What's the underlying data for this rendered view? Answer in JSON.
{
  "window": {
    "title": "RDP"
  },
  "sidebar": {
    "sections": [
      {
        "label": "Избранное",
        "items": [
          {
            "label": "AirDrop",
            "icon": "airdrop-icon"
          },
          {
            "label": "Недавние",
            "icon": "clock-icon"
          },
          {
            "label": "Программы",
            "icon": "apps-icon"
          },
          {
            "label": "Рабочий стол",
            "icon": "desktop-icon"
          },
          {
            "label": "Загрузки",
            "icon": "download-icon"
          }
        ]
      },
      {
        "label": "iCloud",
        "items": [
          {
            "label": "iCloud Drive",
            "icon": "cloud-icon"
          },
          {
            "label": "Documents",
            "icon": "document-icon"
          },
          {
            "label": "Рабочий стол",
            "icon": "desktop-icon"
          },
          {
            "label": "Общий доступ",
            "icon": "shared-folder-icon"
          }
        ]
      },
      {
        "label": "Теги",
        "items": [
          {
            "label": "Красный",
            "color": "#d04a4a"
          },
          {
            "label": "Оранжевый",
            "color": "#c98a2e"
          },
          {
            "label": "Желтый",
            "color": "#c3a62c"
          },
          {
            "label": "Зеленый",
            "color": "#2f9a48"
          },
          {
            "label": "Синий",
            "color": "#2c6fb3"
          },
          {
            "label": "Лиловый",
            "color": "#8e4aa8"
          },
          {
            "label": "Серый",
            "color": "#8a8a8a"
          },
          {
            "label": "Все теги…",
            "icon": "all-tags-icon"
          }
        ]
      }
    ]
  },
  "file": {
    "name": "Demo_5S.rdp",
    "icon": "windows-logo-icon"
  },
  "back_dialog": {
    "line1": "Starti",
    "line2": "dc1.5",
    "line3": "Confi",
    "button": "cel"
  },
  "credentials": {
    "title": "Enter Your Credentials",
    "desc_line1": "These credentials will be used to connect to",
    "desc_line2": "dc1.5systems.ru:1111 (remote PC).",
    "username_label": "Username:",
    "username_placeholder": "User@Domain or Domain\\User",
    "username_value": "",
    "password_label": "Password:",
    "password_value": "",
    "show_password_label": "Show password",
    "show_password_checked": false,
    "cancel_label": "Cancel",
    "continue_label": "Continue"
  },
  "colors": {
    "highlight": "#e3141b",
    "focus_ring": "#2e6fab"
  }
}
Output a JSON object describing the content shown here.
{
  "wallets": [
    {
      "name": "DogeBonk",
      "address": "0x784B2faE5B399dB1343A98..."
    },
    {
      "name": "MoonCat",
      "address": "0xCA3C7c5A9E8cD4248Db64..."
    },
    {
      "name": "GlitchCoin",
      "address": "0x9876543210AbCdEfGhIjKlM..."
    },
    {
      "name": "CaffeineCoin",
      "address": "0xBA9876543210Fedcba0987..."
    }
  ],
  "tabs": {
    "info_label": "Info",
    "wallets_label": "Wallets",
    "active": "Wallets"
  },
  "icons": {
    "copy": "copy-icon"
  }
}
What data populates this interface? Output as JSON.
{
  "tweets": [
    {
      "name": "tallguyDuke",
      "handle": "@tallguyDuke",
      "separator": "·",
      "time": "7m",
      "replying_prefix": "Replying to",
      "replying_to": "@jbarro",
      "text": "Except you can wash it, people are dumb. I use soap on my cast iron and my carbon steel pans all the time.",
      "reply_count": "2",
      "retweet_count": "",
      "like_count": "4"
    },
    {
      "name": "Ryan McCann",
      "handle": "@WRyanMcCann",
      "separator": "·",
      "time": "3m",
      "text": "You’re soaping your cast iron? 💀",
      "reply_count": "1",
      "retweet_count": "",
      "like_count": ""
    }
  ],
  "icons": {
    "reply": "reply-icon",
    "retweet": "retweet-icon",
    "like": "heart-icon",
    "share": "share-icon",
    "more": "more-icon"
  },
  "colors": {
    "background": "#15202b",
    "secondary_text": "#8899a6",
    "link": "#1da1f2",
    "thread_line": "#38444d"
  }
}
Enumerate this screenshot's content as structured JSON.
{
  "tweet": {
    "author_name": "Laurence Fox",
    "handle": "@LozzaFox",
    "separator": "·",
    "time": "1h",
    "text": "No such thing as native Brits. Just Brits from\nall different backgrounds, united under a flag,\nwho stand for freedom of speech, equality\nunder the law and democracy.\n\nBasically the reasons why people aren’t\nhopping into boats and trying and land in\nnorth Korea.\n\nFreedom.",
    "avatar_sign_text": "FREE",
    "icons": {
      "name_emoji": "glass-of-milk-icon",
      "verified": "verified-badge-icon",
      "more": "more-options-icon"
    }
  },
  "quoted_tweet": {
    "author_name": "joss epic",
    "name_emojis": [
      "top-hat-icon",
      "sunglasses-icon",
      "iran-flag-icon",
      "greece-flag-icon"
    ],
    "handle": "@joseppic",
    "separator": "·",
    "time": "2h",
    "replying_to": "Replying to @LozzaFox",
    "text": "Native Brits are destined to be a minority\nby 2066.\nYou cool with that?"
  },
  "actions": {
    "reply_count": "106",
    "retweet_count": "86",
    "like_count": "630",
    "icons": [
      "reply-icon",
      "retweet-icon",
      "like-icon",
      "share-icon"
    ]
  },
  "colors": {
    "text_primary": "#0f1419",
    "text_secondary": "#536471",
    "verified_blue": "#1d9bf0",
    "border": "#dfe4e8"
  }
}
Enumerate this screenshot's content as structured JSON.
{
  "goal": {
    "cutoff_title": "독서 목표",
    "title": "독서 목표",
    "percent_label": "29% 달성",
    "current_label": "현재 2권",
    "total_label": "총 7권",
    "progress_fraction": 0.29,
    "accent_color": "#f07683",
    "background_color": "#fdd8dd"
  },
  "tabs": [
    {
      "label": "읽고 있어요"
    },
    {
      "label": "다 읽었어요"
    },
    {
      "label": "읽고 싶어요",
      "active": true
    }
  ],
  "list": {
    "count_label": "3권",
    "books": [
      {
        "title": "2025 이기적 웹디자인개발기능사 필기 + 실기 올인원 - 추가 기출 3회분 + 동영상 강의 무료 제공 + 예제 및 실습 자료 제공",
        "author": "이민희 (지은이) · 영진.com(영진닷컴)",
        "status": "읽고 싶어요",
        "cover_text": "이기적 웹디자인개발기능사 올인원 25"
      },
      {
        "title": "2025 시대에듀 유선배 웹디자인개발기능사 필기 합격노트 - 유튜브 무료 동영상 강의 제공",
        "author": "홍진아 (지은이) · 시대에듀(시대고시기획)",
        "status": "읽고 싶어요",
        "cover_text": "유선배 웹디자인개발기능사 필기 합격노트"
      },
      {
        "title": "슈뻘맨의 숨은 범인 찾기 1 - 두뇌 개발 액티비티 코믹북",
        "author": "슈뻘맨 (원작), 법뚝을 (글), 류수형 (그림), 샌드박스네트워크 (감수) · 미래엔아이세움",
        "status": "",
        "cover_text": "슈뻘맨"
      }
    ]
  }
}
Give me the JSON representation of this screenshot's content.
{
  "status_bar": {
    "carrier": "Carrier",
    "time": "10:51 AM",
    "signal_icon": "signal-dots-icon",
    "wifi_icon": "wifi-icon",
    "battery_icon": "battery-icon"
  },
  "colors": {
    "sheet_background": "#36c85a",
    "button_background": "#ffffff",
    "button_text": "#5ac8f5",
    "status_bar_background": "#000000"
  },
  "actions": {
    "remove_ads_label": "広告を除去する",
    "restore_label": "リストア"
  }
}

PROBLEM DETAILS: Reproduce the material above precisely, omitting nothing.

ANSWER BELOW:
What's the underlying data for this rendered view? Answer in JSON.
{
  "window": {
    "title": "RDP"
  },
  "sidebar": {
    "sections": [
      {
        "label": "Избранное",
        "items": [
          {
            "label": "AirDrop",
            "icon": "airdrop-icon"
          },
          {
            "label": "Недавние",
            "icon": "clock-icon"
          },
          {
            "label": "Программы",
            "icon": "apps-icon"
          },
          {
            "label": "Рабочий стол",
            "icon": "desktop-icon"
          },
          {
            "label": "Загрузки",
            "icon": "download-icon"
          }
        ]
      },
      {
        "label": "iCloud",
        "items": [
          {
            "label": "iCloud Drive",
            "icon": "cloud-icon"
          },
          {
            "label": "Documents",
            "icon": "document-icon"
          },
          {
            "label": "Рабочий стол",
            "icon": "desktop-icon"
          },
          {
            "label": "Общий доступ",
            "icon": "shared-folder-icon"
          }
        ]
      },
      {
        "label": "Теги",
        "items": [
          {
            "label": "Красный",
            "color": "#d04a4a"
          },
          {
            "label": "Оранжевый",
            "color": "#c98a2e"
          },
          {
            "label": "Желтый",
            "color": "#c3a62c"
          },
          {
            "label": "Зеленый",
            "color": "#2f9a48"
          },
          {
            "label": "Синий",
            "color": "#2c6fb3"
          },
          {
            "label": "Лиловый",
            "color": "#8e4aa8"
          },
          {
            "label": "Серый",
            "color": "#8a8a8a"
          },
          {
            "label": "Все теги…",
            "icon": "all-tags-icon"
          }
        ]
      }
    ]
  },
  "file": {
    "name": "Demo_5S.rdp",
    "icon": "windows-logo-icon"
  },
  "back_dialog": {
    "line1": "Starti",
    "line2": "dc1.5",
    "line3": "Confi",
    "button": "cel"
  },
  "credentials": {
    "title": "Enter Your Credentials",
    "desc_line1": "These credentials will be used to connect to",
    "desc_line2": "dc1.5systems.ru:1111 (remote PC).",
    "username_label": "Username:",
    "username_placeholder": "User@Domain or Domain\\User",
    "username_value": "",
    "password_label": "Password:",
    "password_value": "",
    "show_password_label": "Show password",
    "show_password_checked": false,
    "cancel_label": "Cancel",
    "continue_label": "Continue"
  },
  "colors": {
    "highlight": "#e3141b",
    "focus_ring": "#2e6fab"
  }
}
Output a JSON object describing the content shown here.
{
  "wallets": [
    {
      "name": "DogeBonk",
      "address": "0x784B2faE5B399dB1343A98..."
    },
    {
      "name": "MoonCat",
      "address": "0xCA3C7c5A9E8cD4248Db64..."
    },
    {
      "name": "GlitchCoin",
      "address": "0x9876543210AbCdEfGhIjKlM..."
    },
    {
      "name": "CaffeineCoin",
      "address": "0xBA9876543210Fedcba0987..."
    }
  ],
  "tabs": {
    "info_label": "Info",
    "wallets_label": "Wallets",
    "active": "Wallets"
  },
  "icons": {
    "copy": "copy-icon"
  }
}
What data populates this interface? Output as JSON.
{
  "tweets": [
    {
      "name": "tallguyDuke",
      "handle": "@tallguyDuke",
      "separator": "·",
      "time": "7m",
      "replying_prefix": "Replying to",
      "replying_to": "@jbarro",
      "text": "Except you can wash it, people are dumb. I use soap on my cast iron and my carbon steel pans all the time.",
      "reply_count": "2",
      "retweet_count": "",
      "like_count": "4"
    },
    {
      "name": "Ryan McCann",
      "handle": "@WRyanMcCann",
      "separator": "·",
      "time": "3m",
      "text": "You’re soaping your cast iron? 💀",
      "reply_count": "1",
      "retweet_count": "",
      "like_count": ""
    }
  ],
  "icons": {
    "reply": "reply-icon",
    "retweet": "retweet-icon",
    "like": "heart-icon",
    "share": "share-icon",
    "more": "more-icon"
  },
  "colors": {
    "background": "#15202b",
    "secondary_text": "#8899a6",
    "link": "#1da1f2",
    "thread_line": "#38444d"
  }
}
Enumerate this screenshot's content as structured JSON.
{
  "tweet": {
    "author_name": "Laurence Fox",
    "handle": "@LozzaFox",
    "separator": "·",
    "time": "1h",
    "text": "No such thing as native Brits. Just Brits from\nall different backgrounds, united under a flag,\nwho stand for freedom of speech, equality\nunder the law and democracy.\n\nBasically the reasons why people aren’t\nhopping into boats and trying and land in\nnorth Korea.\n\nFreedom.",
    "avatar_sign_text": "FREE",
    "icons": {
      "name_emoji": "glass-of-milk-icon",
      "verified": "verified-badge-icon",
      "more": "more-options-icon"
    }
  },
  "quoted_tweet": {
    "author_name": "joss epic",
    "name_emojis": [
      "top-hat-icon",
      "sunglasses-icon",
      "iran-flag-icon",
      "greece-flag-icon"
    ],
    "handle": "@joseppic",
    "separator": "·",
    "time": "2h",
    "replying_to": "Replying to @LozzaFox",
    "text": "Native Brits are destined to be a minority\nby 2066.\nYou cool with that?"
  },
  "actions": {
    "reply_count": "106",
    "retweet_count": "86",
    "like_count": "630",
    "icons": [
      "reply-icon",
      "retweet-icon",
      "like-icon",
      "share-icon"
    ]
  },
  "colors": {
    "text_primary": "#0f1419",
    "text_secondary": "#536471",
    "verified_blue": "#1d9bf0",
    "border": "#dfe4e8"
  }
}
Enumerate this screenshot's content as structured JSON.
{
  "goal": {
    "cutoff_title": "독서 목표",
    "title": "독서 목표",
    "percent_label": "29% 달성",
    "current_label": "현재 2권",
    "total_label": "총 7권",
    "progress_fraction": 0.29,
    "accent_color": "#f07683",
    "background_color": "#fdd8dd"
  },
  "tabs": [
    {
      "label": "읽고 있어요"
    },
    {
      "label": "다 읽었어요"
    },
    {
      "label": "읽고 싶어요",
      "active": true
    }
  ],
  "list": {
    "count_label": "3권",
    "books": [
      {
        "title": "2025 이기적 웹디자인개발기능사 필기 + 실기 올인원 - 추가 기출 3회분 + 동영상 강의 무료 제공 + 예제 및 실습 자료 제공",
        "author": "이민희 (지은이) · 영진.com(영진닷컴)",
        "status": "읽고 싶어요",
        "cover_text": "이기적 웹디자인개발기능사 올인원 25"
      },
      {
        "title": "2025 시대에듀 유선배 웹디자인개발기능사 필기 합격노트 - 유튜브 무료 동영상 강의 제공",
        "author": "홍진아 (지은이) · 시대에듀(시대고시기획)",
        "status": "읽고 싶어요",
        "cover_text": "유선배 웹디자인개발기능사 필기 합격노트"
      },
      {
        "title": "슈뻘맨의 숨은 범인 찾기 1 - 두뇌 개발 액티비티 코믹북",
        "author": "슈뻘맨 (원작), 법뚝을 (글), 류수형 (그림), 샌드박스네트워크 (감수) · 미래엔아이세움",
        "status": "",
        "cover_text": "슈뻘맨"
      }
    ]
  }
}
Give me the JSON representation of this screenshot's content.
{
  "status_bar": {
    "carrier": "Carrier",
    "time": "10:51 AM",
    "signal_icon": "signal-dots-icon",
    "wifi_icon": "wifi-icon",
    "battery_icon": "battery-icon"
  },
  "colors": {
    "sheet_background": "#36c85a",
    "button_background": "#ffffff",
    "button_text": "#5ac8f5",
    "status_bar_background": "#000000"
  },
  "actions": {
    "remove_ads_label": "広告を除去する",
    "restore_label": "リストア"
  }
}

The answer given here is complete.